** Data excerpts follows **
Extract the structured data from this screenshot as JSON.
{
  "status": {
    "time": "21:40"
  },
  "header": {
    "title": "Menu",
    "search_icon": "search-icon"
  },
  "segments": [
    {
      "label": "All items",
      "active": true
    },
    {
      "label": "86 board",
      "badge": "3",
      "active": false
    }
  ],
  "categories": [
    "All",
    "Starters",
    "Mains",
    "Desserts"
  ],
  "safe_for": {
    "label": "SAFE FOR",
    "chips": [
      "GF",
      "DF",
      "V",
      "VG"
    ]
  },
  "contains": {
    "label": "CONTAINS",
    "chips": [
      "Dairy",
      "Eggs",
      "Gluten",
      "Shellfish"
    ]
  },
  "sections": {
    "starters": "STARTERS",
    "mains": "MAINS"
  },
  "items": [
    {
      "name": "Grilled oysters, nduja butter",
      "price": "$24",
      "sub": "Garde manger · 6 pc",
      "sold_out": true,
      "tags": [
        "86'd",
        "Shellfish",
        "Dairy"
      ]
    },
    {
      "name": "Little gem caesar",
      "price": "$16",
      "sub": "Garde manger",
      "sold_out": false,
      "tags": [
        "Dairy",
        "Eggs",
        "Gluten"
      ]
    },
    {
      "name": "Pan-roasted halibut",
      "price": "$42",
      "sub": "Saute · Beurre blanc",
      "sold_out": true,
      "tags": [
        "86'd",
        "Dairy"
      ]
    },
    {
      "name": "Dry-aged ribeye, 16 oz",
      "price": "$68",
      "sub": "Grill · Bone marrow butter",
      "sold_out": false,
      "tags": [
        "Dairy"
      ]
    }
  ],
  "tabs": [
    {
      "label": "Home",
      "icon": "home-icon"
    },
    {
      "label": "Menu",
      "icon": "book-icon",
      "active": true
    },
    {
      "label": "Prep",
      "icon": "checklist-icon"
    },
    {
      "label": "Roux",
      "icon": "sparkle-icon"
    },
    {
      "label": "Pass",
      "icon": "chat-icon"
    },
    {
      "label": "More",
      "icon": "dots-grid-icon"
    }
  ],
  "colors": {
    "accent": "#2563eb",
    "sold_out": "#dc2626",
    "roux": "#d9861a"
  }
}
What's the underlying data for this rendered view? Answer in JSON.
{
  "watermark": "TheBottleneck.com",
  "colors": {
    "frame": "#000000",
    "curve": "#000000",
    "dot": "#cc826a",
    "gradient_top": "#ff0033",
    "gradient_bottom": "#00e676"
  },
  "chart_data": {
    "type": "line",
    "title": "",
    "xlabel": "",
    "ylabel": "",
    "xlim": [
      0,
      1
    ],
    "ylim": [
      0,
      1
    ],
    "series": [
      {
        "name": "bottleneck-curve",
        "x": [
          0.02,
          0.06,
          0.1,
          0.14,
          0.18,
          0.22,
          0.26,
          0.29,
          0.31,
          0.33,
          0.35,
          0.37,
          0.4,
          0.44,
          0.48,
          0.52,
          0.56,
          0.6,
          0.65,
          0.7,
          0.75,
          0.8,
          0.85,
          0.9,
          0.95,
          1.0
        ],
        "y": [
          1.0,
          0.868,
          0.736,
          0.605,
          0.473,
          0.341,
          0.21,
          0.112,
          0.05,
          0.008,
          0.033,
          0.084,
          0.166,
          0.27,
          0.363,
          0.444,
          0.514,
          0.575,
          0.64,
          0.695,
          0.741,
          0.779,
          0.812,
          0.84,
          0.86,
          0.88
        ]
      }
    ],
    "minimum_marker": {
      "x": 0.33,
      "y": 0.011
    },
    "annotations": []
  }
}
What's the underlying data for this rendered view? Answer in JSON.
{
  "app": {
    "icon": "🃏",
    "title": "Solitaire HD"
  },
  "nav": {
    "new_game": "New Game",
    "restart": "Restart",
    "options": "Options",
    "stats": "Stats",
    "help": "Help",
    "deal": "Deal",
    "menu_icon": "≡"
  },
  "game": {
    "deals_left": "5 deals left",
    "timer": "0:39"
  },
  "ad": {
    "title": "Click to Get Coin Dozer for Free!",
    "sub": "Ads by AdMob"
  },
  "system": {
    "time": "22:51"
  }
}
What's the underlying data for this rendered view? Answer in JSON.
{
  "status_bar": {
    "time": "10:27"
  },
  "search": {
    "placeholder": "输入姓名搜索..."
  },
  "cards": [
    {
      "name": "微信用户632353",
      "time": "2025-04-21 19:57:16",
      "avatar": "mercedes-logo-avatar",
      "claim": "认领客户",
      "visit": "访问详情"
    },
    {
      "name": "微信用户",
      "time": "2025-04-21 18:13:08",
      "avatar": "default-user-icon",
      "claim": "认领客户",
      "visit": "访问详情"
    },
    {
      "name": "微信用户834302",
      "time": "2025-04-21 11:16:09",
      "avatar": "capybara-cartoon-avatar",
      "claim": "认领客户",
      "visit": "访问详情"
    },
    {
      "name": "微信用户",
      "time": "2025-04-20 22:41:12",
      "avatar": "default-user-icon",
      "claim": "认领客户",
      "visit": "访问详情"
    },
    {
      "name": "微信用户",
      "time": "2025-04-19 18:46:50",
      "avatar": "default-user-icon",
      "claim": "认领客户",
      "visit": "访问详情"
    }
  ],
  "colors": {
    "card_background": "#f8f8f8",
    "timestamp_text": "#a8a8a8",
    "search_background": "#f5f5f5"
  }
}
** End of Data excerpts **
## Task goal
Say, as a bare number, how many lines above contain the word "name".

## Solution to this exercise
10